An effective tool to support this mutual aid is to identify and form an organized group of public information stakeholders — public information officers, media relations experts, chief officers, community engagement coordinators — and hold regular meetings to coordinate and share information. In the Charlotte Mecklenburg Region we have such a group. It’s called the Metrolina Communications Alliance. The alliance meets every couple of months and has a very diverse make up of public and private sector membership. The alliance meets to review, share information, critique recent incidents and even train. Occasionally command staff for certain agencies will attend as guest speakers. Through candid, frank discussions alliance members discuss and share policies, tips and tricks of the trade. During the December meeting, Charlotte Fire shared a 32-page paper on how to use Social Media. The paper was produced by the Arlington Police Department, world renowned for their use of social media, and was very informative. Throughout the year, the alliance will plan training opportunities for members. Many of these opportunities are FEMA/DHS sponsored and Public Information Officer oriented. For example, for 2016 the alliance has JIS/JIC Course (Joint Information Systems/Joint Information Center) and the Basic Public Information Officer courses planned. The alliance is also working together with the PRSA of Charlotte (Public Relations Society of America) to schedule and study for the APR (Accreditation of Public Relations) exam.
Equally important, as learning alongside each other, is the exposure and experience the members of the alliance receive working together. This allows the team to be prepared if and when a crisis occurs. The alliance serves as a manpower pool or mutual aid that can respond to support the agency handling the crisis. Here in the Metrolina Communications Alliance we have pre-determined teams — an A, B, and C team — made up of members of the alliance that can deploy in a crisis situation and quickly set up and run a Joint Information Center in support of the primary Public Information Officer.
Members of the Metrolina Communications Alliance include: Charlotte Fire Department, City of Charlotte. Huntersville Fire Department, Town of Huntersville, Charlotte Mecklenburg Police Department, MEDIC, Town of Davidson, Cornelius Police Department, Town of Cornelius, Charlotte Water Department, Char-Meck Storm Water Services, Charlotte Airport, Mecklenburg County, Mecklenburg County Sheriff’s Department, Charlotte-Mecklenburg School System, Town of Matthews, Piedmont Natural Gas, Mint Hill Police Department, NC Department of Transportation, Carolinas Healthcare, American Red Cross, Novant Health, Salvation Army and Duke Energy.
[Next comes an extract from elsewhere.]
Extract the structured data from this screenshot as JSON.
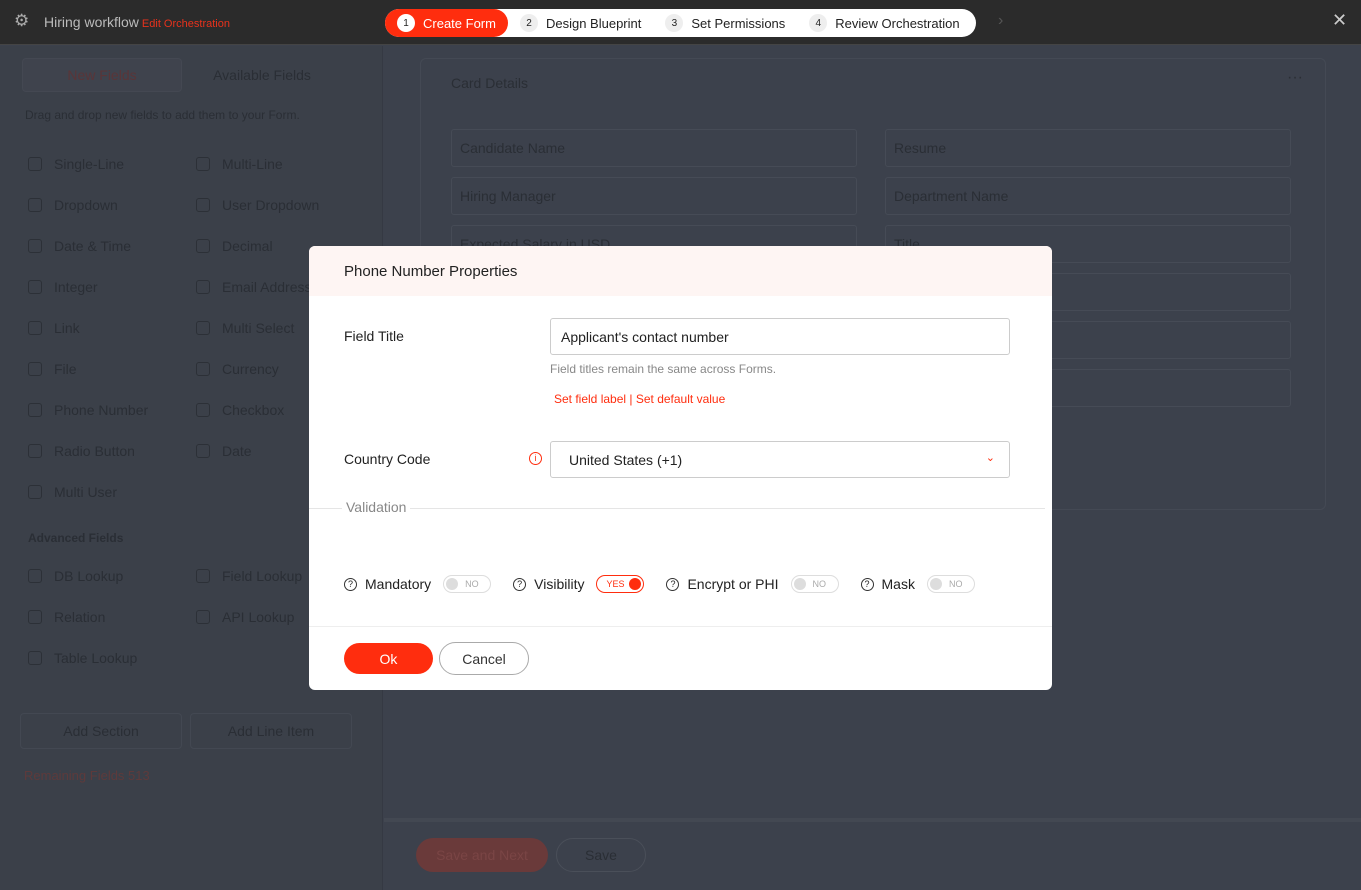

Bill Suthard is the Public Information Officer (PIO) for the Huntersville Fire Department. The Huntersville Fire Department is a three-station fire department covering 62 square miles in northern Mecklenburg County.